**YOUR GOAL**
Retype, without changes, every line from the line that contains "Transcribe this image's" through the final line of the records. Exclude pictures.

** Opening MATERIAL FOR THIS EXERCISE block **

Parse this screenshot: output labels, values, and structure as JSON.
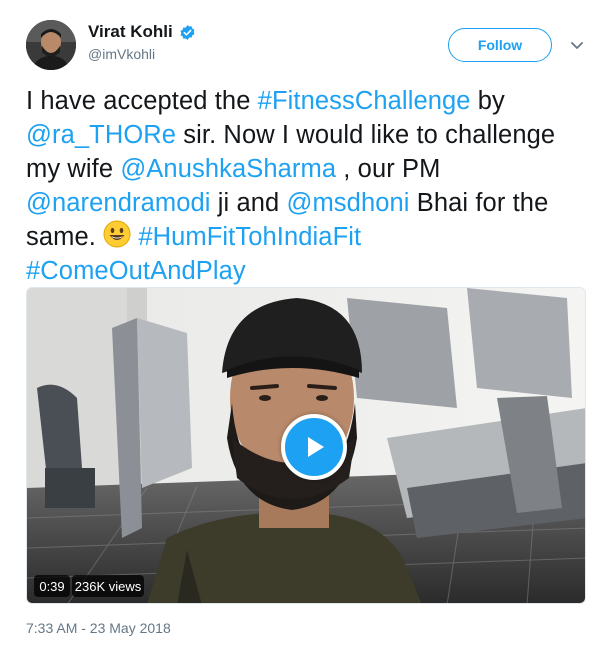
{
  "author": {
    "name": "Virat Kohli",
    "handle": "@imVkohli",
    "verified_icon": "verified-badge-icon"
  },
  "follow_label": "Follow",
  "tweet": {
    "segments": [
      {
        "text": "I have accepted the ",
        "link": false
      },
      {
        "text": "#FitnessChallenge",
        "link": true
      },
      {
        "text": " by ",
        "link": false
      },
      {
        "text": "@ra_THORe",
        "link": true
      },
      {
        "text": " sir. Now I would like to challenge my wife ",
        "link": false
      },
      {
        "text": "@AnushkaSharma",
        "link": true
      },
      {
        "text": " , our PM ",
        "link": false
      },
      {
        "text": "@narendramodi",
        "link": true
      },
      {
        "text": " ji and ",
        "link": false
      },
      {
        "text": "@msdhoni",
        "link": true
      },
      {
        "text": " Bhai for the same. ",
        "link": false
      },
      {
        "text": "😃",
        "emoji": true
      },
      {
        "text": " ",
        "link": false
      },
      {
        "text": "#HumFitTohIndiaFit",
        "link": true
      },
      {
        "text": " ",
        "link": false
      },
      {
        "text": "#ComeOutAndPlay",
        "link": true
      }
    ]
  },
  "video": {
    "duration": "0:39",
    "views": "236K views"
  },
  "timestamp": "7:33 AM - 23 May 2018",
  "colors": {
    "accent": "#1da1f2",
    "text": "#14171a",
    "muted": "#657786"
  }
}
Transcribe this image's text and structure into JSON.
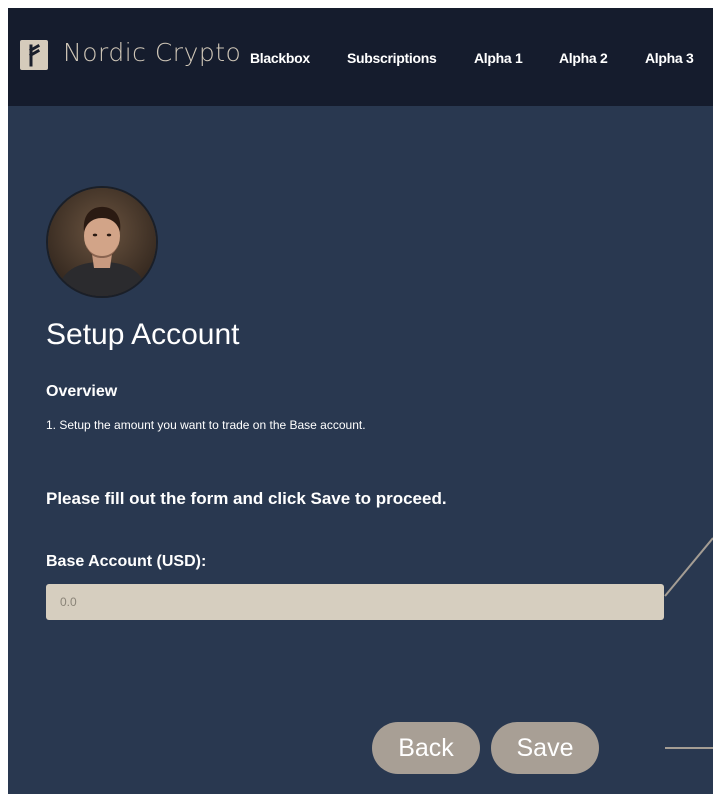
{
  "navbar": {
    "brand": "Nordic Crypto",
    "links": [
      {
        "label": "Blackbox"
      },
      {
        "label": "Subscriptions"
      },
      {
        "label": "Alpha 1"
      },
      {
        "label": "Alpha 2"
      },
      {
        "label": "Alpha 3"
      }
    ]
  },
  "page": {
    "title": "Setup Account",
    "overview_title": "Overview",
    "overview_step": "1. Setup the amount you want to trade on the Base account.",
    "instruction": "Please fill out the form and click Save to proceed."
  },
  "form": {
    "base_account_label": "Base Account (USD):",
    "base_account_value": "",
    "base_account_placeholder": "0.0"
  },
  "buttons": {
    "back_label": "Back",
    "save_label": "Save"
  },
  "colors": {
    "navbar_bg": "#151c2d",
    "page_bg": "#293850",
    "accent_beige": "#d6cebf",
    "button_bg": "#a89f95"
  },
  "icons": {
    "logo": "rune-logo-icon"
  }
}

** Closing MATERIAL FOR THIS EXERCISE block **

**RESPONSE TO THE EXERCISE**
Transcribe this image's text and structure into JSON.
{
  "navbar": {
    "brand": "Nordic Crypto",
    "links": [
      {
        "label": "Blackbox"
      },
      {
        "label": "Subscriptions"
      },
      {
        "label": "Alpha 1"
      },
      {
        "label": "Alpha 2"
      },
      {
        "label": "Alpha 3"
      }
    ]
  },
  "page": {
    "title": "Setup Account",
    "overview_title": "Overview",
    "overview_step": "1. Setup the amount you want to trade on the Base account.",
    "instruction": "Please fill out the form and click Save to proceed."
  },
  "form": {
    "base_account_label": "Base Account (USD):",
    "base_account_value": "",
    "base_account_placeholder": "0.0"
  },
  "buttons": {
    "back_label": "Back",
    "save_label": "Save"
  },
  "colors": {
    "navbar_bg": "#151c2d",
    "page_bg": "#293850",
    "accent_beige": "#d6cebf",
    "button_bg": "#a89f95"
  },
  "icons": {
    "logo": "rune-logo-icon"
  }
}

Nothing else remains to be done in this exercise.